“We believe that the proposed lease sale is premature, unsupported by required National Environmental Policy Act (NEPA) analysis and documentation, that it lacks critical foundational information ... The draft Environmental Assessment only affirms those concerns. We respectfully suggest that to act on the incomplete information included in the draft EA and FONSI (agency ‘finding of no significant impacts’) will indeed result in a regrettable decision.
“Again, the Board of County Commissioners of the County of Gunnison, Colorado, respectfully requests that the Bureau not proceed with the proposed August 2012 Oil and Gas Lease Sale unless and until both an Environmental Impact Statement, and the current revision of the ... RMP are completed.”
North Fork communities deserve due consideration from their government. Common sense and good land use planning demand that such be given based on the uses and resources that exist today, and on which of those should be cultivated for the future.
The North Fork is a special place, recognized as such by old timers, newcomers and visiting travelers alike. It is a uniquely Colorado community, deeply rooted in the past and creatively manifesting its future.
Residents do expect the BLM to consider our communities as it revises its RMP. But that such a revision is underway is not really the issue. The matter comes down to a simple one: The agency cannot lease these lands because it has not done the necessary study and planning, nor can it show that it has management in place protecting the valley’s important and current assets.

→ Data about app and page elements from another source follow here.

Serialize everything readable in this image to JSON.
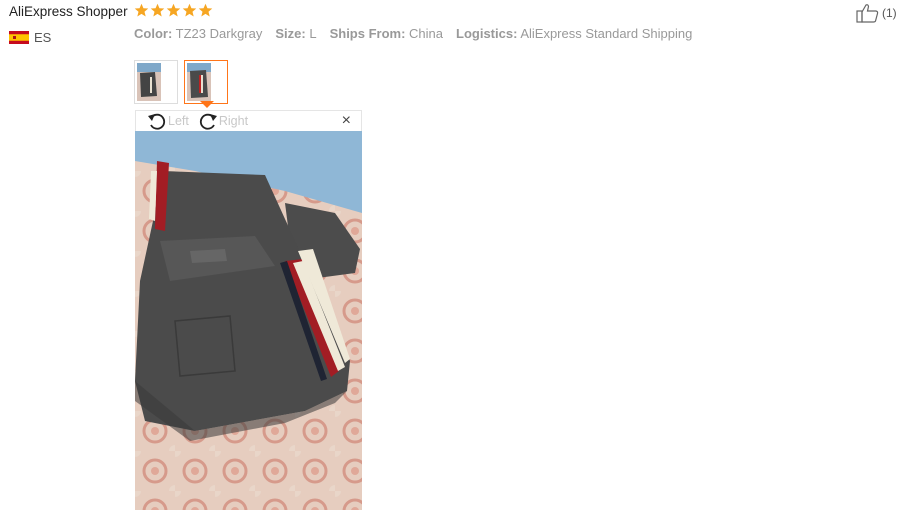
{
  "review": {
    "reviewer_name": "AliExpress Shopper",
    "rating": 5,
    "country": "ES",
    "attributes": [
      {
        "key": "Color:",
        "value": "TZ23 Darkgray"
      },
      {
        "key": "Size:",
        "value": "L"
      },
      {
        "key": "Ships From:",
        "value": "China"
      },
      {
        "key": "Logistics:",
        "value": "AliExpress Standard Shipping"
      }
    ],
    "helpful_count": "(1)"
  },
  "viewer": {
    "rotate_left_label": "Left",
    "rotate_right_label": "Right",
    "close_glyph": "×"
  },
  "icons": {
    "star": "star-icon",
    "flag": "spain-flag-icon",
    "helpful": "thumbs-up-icon",
    "rotate_left": "rotate-left-icon",
    "rotate_right": "rotate-right-icon",
    "close": "close-icon"
  },
  "colors": {
    "star": "#f6a623",
    "accent": "#ff7519",
    "muted_text": "#999999"
  }
}
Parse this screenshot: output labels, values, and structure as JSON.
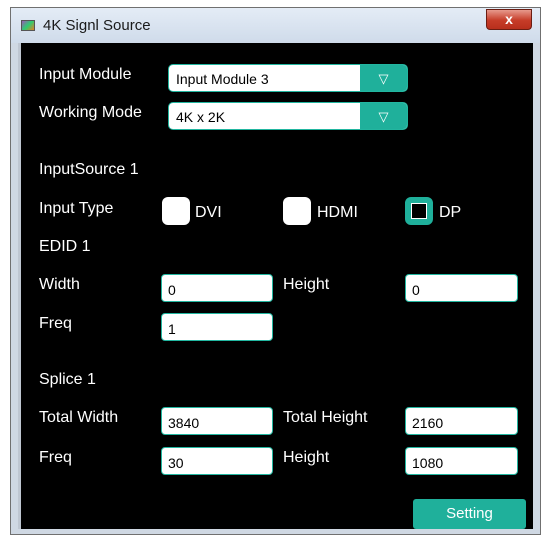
{
  "window": {
    "title": "4K Signl Source",
    "close_label": "x"
  },
  "input_module": {
    "label": "Input Module",
    "value": "Input Module 3",
    "arrow": "▽"
  },
  "working_mode": {
    "label": "Working Mode",
    "value": "4K x 2K",
    "arrow": "▽"
  },
  "input_source": {
    "heading": "InputSource 1",
    "type_label": "Input Type",
    "types": [
      {
        "label": "DVI",
        "checked": false
      },
      {
        "label": "HDMI",
        "checked": false
      },
      {
        "label": "DP",
        "checked": true
      }
    ]
  },
  "edid": {
    "heading": "EDID 1",
    "width_label": "Width",
    "width_value": "0",
    "height_label": "Height",
    "height_value": "0",
    "freq_label": "Freq",
    "freq_value": "1"
  },
  "splice": {
    "heading": "Splice 1",
    "total_width_label": "Total Width",
    "total_width_value": "3840",
    "total_height_label": "Total Height",
    "total_height_value": "2160",
    "freq_label": "Freq",
    "freq_value": "30",
    "height_label": "Height",
    "height_value": "1080"
  },
  "setting_button": "Setting",
  "colors": {
    "accent": "#1fb09b",
    "panel_bg": "#000000",
    "close_red": "#c63c28"
  }
}
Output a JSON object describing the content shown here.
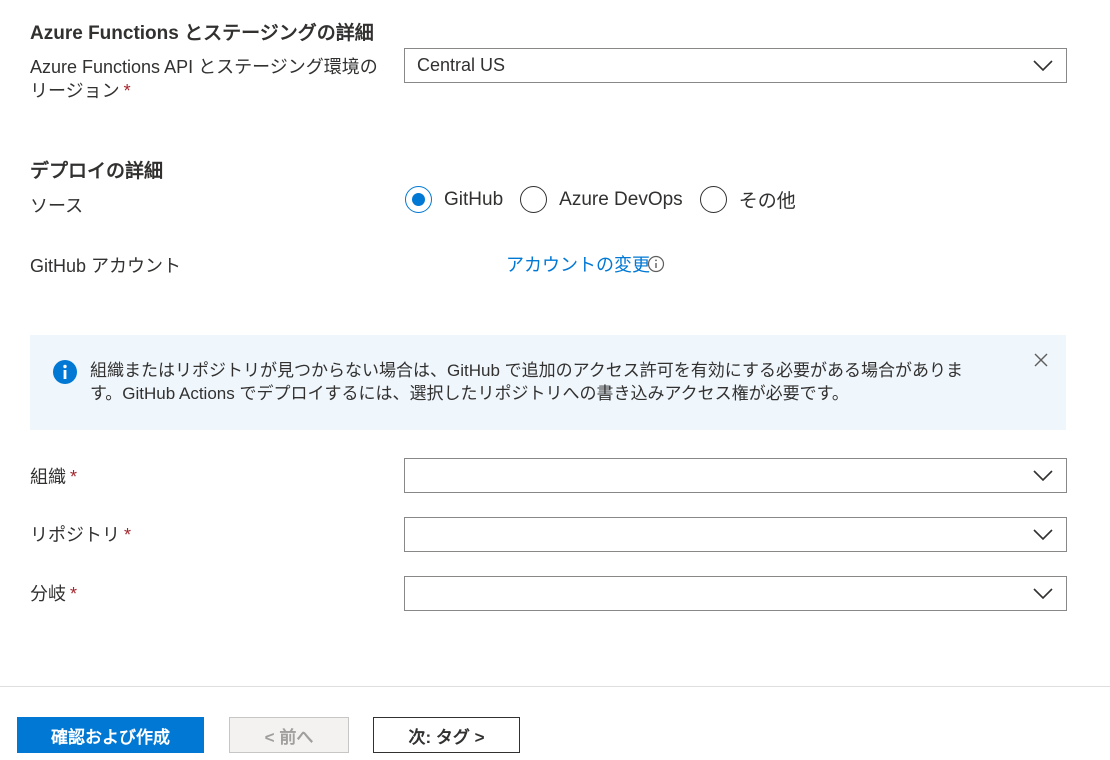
{
  "functions": {
    "title": "Azure Functions とステージングの詳細",
    "region_label_line1": "Azure Functions API とステージング環境の",
    "region_label_line2": "リージョン",
    "region_value": "Central US"
  },
  "deploy": {
    "title": "デプロイの詳細",
    "source_label": "ソース",
    "source_options": [
      "GitHub",
      "Azure DevOps",
      "その他"
    ],
    "source_selected": "GitHub",
    "account_label": "GitHub アカウント",
    "change_account_link": "アカウントの変更"
  },
  "banner": {
    "text": "組織またはリポジトリが見つからない場合は、GitHub で追加のアクセス許可を有効にする必要がある場合があります。GitHub Actions でデプロイするには、選択したリポジトリへの書き込みアクセス権が必要です。"
  },
  "fields": {
    "org_label": "組織",
    "repo_label": "リポジトリ",
    "branch_label": "分岐",
    "org_value": "",
    "repo_value": "",
    "branch_value": ""
  },
  "required_marker": "*",
  "footer": {
    "review_create": "確認および作成",
    "previous": "< 前へ",
    "next": "次: タグ >"
  },
  "colors": {
    "accent": "#0078d4",
    "required": "#a4262c",
    "banner_bg": "#eff6fc"
  }
}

Lazaros Bountour serves on the Upper North Fork Valley planning committee for Delta County. He and his wife own a vineyard and 27-acre farm in the North Fork Valley that they hope to turn into a Bed and Breakfast.